Australian and French researchers are teaming up to use photonics—the quantum technology of light—to build better environmental sensors and high-speed data transmitters, and enable sharper MRI scans.
Changing how communities think about water in Oceania
Water is a fundamental necessity of life, and managing water—who uses it and how—is a key challenge in developing countries.
Decisions about how to use scarce freshwater for drinking, agriculture, industry, and the environment can lead to conflict. In Oceania, this is often complicated by questions of who should make the decisions—governments, landholders, industry or others.
A perfect view of the Milky Way
On a series of calm, cool mornings in April 2017, 70 French scientists (from the French space science agency CNES, CNRS IRAP, and the Université Paul Sabatier de Toulouse) launched three enormous balloons into the sky above the heart of Australia.
CNES was using the Alice Springs Balloon Launching Centre (ASBLS) to send three precision scientific instruments up to altitudes of 30–40 kilometres to make observations that are impossible from the ground.
EMBL Australia is finding the secrets of cancer and the immune system hiding in the numbers
From his lab at the South Australian Health and Medical Research Institute (SAHMRI), Irish-born researcher David Lynn is combining computational and big data analysis with experimental approaches to unpicking biological networks at the molecular level.
For a long time, doctors and patients have dreamed of precision oncology, a process that allows specific, effective treatments for individual tumours.
In the past, the complex nature of tumours has made this impossible.
“Within a tumour, there are many different cell populations, each doing different things and behaving in different ways. Most cells will be killed by chemotherapy, but some are not,” says Associate Professor Frederic Hollande of The University of Melbourne.

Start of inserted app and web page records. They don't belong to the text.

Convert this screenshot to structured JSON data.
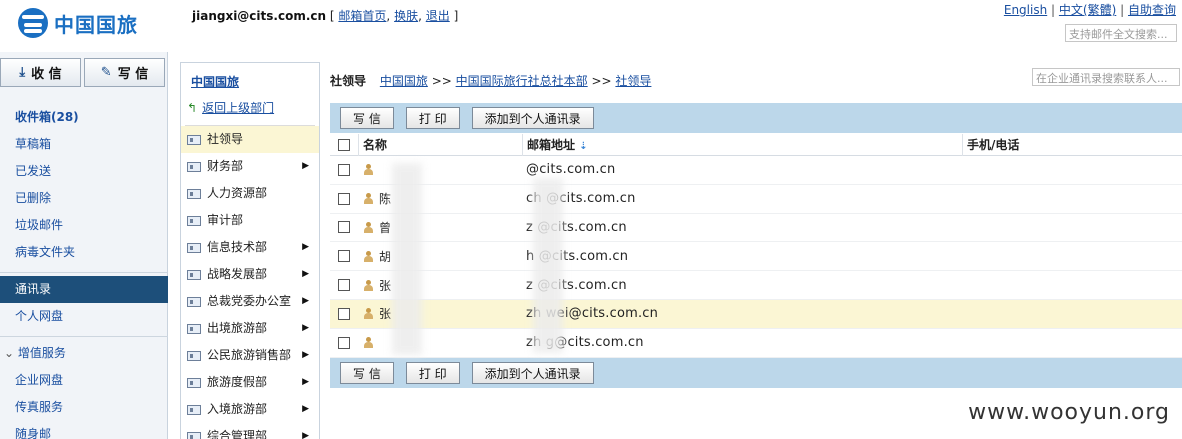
{
  "header": {
    "logo_text": "中国国旅",
    "user_email": "jiangxi@cits.com.cn",
    "bracket_open": "[",
    "bracket_close": "]",
    "sep": ",",
    "links": [
      "邮箱首页",
      "换肤",
      "退出"
    ],
    "top_links": [
      "English",
      "中文(繁體)",
      "自助查询"
    ],
    "top_sep": "|",
    "fulltext_placeholder": "支持邮件全文搜索..."
  },
  "sidebar": {
    "receive_label": "收 信",
    "write_label": "写 信",
    "folders": [
      {
        "label": "收件箱(28)",
        "bold": true
      },
      {
        "label": "草稿箱"
      },
      {
        "label": "已发送"
      },
      {
        "label": "已删除"
      },
      {
        "label": "垃圾邮件"
      },
      {
        "label": "病毒文件夹"
      }
    ],
    "contacts_label": "通讯录",
    "netdisk_label": "个人网盘",
    "value_added_label": "增值服务",
    "services": [
      "企业网盘",
      "传真服务",
      "随身邮"
    ]
  },
  "dept": {
    "title": "中国国旅",
    "back_label": "返回上级部门",
    "items": [
      {
        "label": "社领导",
        "has_children": false
      },
      {
        "label": "财务部",
        "has_children": true
      },
      {
        "label": "人力资源部",
        "has_children": false
      },
      {
        "label": "审计部",
        "has_children": false
      },
      {
        "label": "信息技术部",
        "has_children": true
      },
      {
        "label": "战略发展部",
        "has_children": true
      },
      {
        "label": "总裁党委办公室",
        "has_children": true
      },
      {
        "label": "出境旅游部",
        "has_children": true
      },
      {
        "label": "公民旅游销售部",
        "has_children": true
      },
      {
        "label": "旅游度假部",
        "has_children": true
      },
      {
        "label": "入境旅游部",
        "has_children": true
      },
      {
        "label": "综合管理部",
        "has_children": true
      }
    ]
  },
  "main": {
    "crumb_head": "社领导",
    "crumb_sep": ">>",
    "crumbs": [
      "中国国旅",
      "中国国际旅行社总社本部",
      "社领导"
    ],
    "search_placeholder": "在企业通讯录搜索联系人...",
    "toolbar": {
      "write": "写 信",
      "print": "打 印",
      "add": "添加到个人通讯录"
    },
    "columns": {
      "name": "名称",
      "mail": "邮箱地址",
      "phone": "手机/电话"
    },
    "rows": [
      {
        "name": "",
        "mail": "@cits.com.cn",
        "phone": ""
      },
      {
        "name": "陈",
        "mail": "ch    @cits.com.cn",
        "phone": ""
      },
      {
        "name": "曾",
        "mail": "z     @cits.com.cn",
        "phone": ""
      },
      {
        "name": "胡",
        "mail": "h     @cits.com.cn",
        "phone": ""
      },
      {
        "name": "张",
        "mail": "z     @cits.com.cn",
        "phone": ""
      },
      {
        "name": "张",
        "mail": "zh    wei@cits.com.cn",
        "phone": ""
      },
      {
        "name": "",
        "mail": "zh    g@cits.com.cn",
        "phone": ""
      }
    ]
  },
  "watermark": "www.wooyun.org"
}
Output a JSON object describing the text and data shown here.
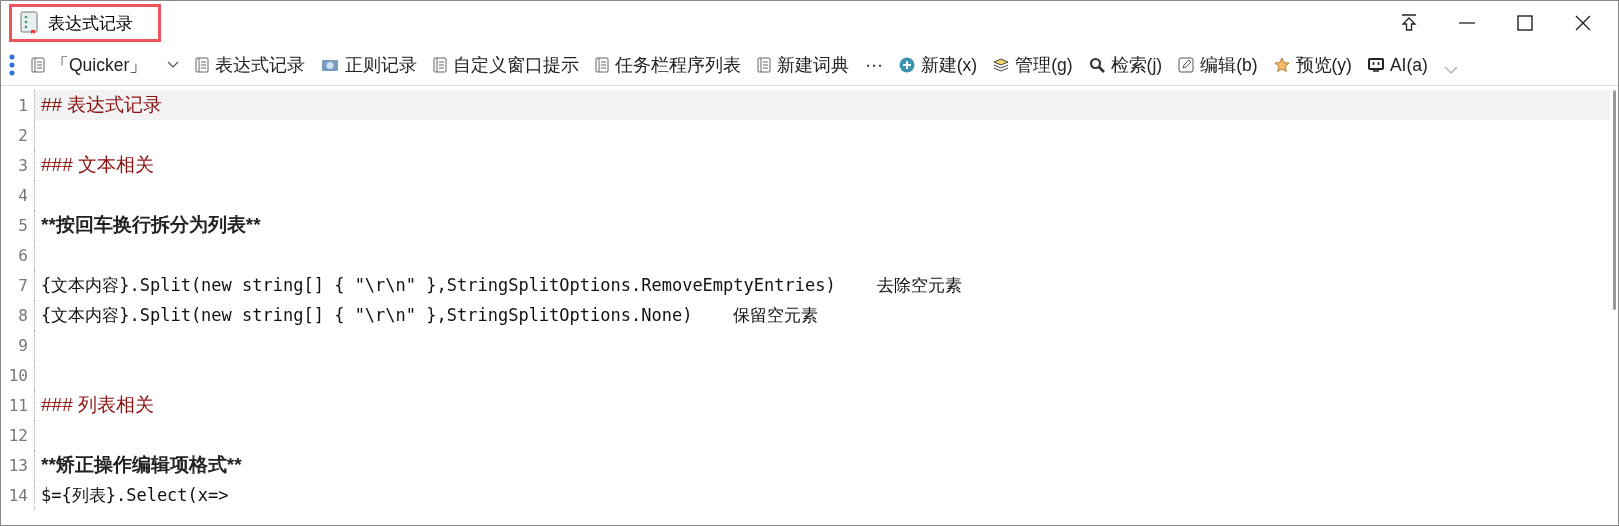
{
  "window": {
    "title": "表达式记录"
  },
  "toolbar": {
    "items": [
      {
        "label": "「Quicker」",
        "kind": "doc",
        "dropdown": true
      },
      {
        "label": "表达式记录",
        "kind": "doc",
        "dropdown": false
      },
      {
        "label": "正则记录",
        "kind": "photo",
        "dropdown": false
      },
      {
        "label": "自定义窗口提示",
        "kind": "doc",
        "dropdown": false
      },
      {
        "label": "任务栏程序列表",
        "kind": "doc",
        "dropdown": false
      },
      {
        "label": "新建词典",
        "kind": "doc",
        "dropdown": false
      },
      {
        "label": "⋯",
        "kind": "more",
        "dropdown": false
      },
      {
        "label": "新建(x)",
        "kind": "plus",
        "dropdown": false
      },
      {
        "label": "管理(g)",
        "kind": "layers",
        "dropdown": false
      },
      {
        "label": "检索(j)",
        "kind": "search",
        "dropdown": false
      },
      {
        "label": "编辑(b)",
        "kind": "edit",
        "dropdown": false
      },
      {
        "label": "预览(y)",
        "kind": "star",
        "dropdown": false
      },
      {
        "label": "AI(a)",
        "kind": "monitor",
        "dropdown": false
      }
    ]
  },
  "editor": {
    "lines": [
      {
        "number": "1",
        "kind": "heading",
        "text": "## 表达式记录",
        "current": true
      },
      {
        "number": "2",
        "kind": "blank",
        "current": false
      },
      {
        "number": "3",
        "kind": "heading",
        "text": "### 文本相关",
        "current": false
      },
      {
        "number": "4",
        "kind": "blank",
        "current": false
      },
      {
        "number": "5",
        "kind": "bold",
        "text": "**按回车换行拆分为列表**",
        "current": false
      },
      {
        "number": "6",
        "kind": "blank",
        "current": false
      },
      {
        "number": "7",
        "kind": "code",
        "text": "{文本内容}.Split(new string[] { \"\\r\\n\" },StringSplitOptions.RemoveEmptyEntries)    去除空元素",
        "current": false
      },
      {
        "number": "8",
        "kind": "code",
        "text": "{文本内容}.Split(new string[] { \"\\r\\n\" },StringSplitOptions.None)    保留空元素",
        "current": false
      },
      {
        "number": "9",
        "kind": "blank",
        "current": false
      },
      {
        "number": "10",
        "kind": "blank",
        "current": false
      },
      {
        "number": "11",
        "kind": "heading",
        "text": "### 列表相关",
        "current": false
      },
      {
        "number": "12",
        "kind": "blank",
        "current": false
      },
      {
        "number": "13",
        "kind": "bold",
        "text": "**矫正操作编辑项格式**",
        "current": false
      },
      {
        "number": "14",
        "kind": "code",
        "text": "$={列表}.Select(x=>",
        "current": false
      }
    ]
  }
}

Sonar and satellites reveal the fish and other creatures that live far below the surface
The depths of the ocean still hold great mysteries. At depths between 200 and 1000 metres live creatures that, taken altogether, weigh as much as 10 billion tonnes.
Rudy Kloser, an expert on echo sounding and deep-sea ecosystems at CSIRO in Hobart, says these creatures are vital but poorly understood.
Brussels to Sydney in less than three hours
A passenger jet could one day fly halfway around the world in just a few hours. That’s the goal of the HEXAFLY project (High-speed Experimental FLY): going beyond the supersonic realm pioneered by the now-defunct Concorde to reach hypersonic speeds more than five times as fast as sound.
Led by the European Space Agency, the project has now brought on international collaborators to prepare for an early stage test flight planned for 2020.
South Australian winemakers are looking to Europe as the climate – and what drinkers want – is changing
Grapes don’t ripen the way they used to. As temperatures climb, they are getting sweeter faster.
Winemakers find that by the time the crop achieves the right colour or level of tannins, the grapes contain more sugar. More sugar means heavier, more alcoholic wine. At the same time, drinkers are preferring lighter wines.
Dr Roberta De Bei is trialling countermeasures to delay ripening at the University of Adelaide, where she has worked as a research fellow in the School of Agriculture, Food and Wine since she left Italy in 2008.
Australian-made mirrors are helping the Mediterranean nation of Cyprus move to renewable energy and secure its supply of drinking water.
Though Cyprus is blessed with plentiful sunshine, rainfall is low and the country depends on energy-intensive desalination plants for its drinking water.
The first accurate 3D map of our galaxy reveals its true shape: warped and twisted.
Astronomers from Macquarie University and the Chinese Academy of Sciences have used 1339 ‘standard’ stars to map the real shape of our home galaxy in a paper published in Nature Astronomy today.
They found the Milky Way’s disc of stars becomes increasingly ‘warped’ and twisted the further away the stars are from the galaxy’s centre.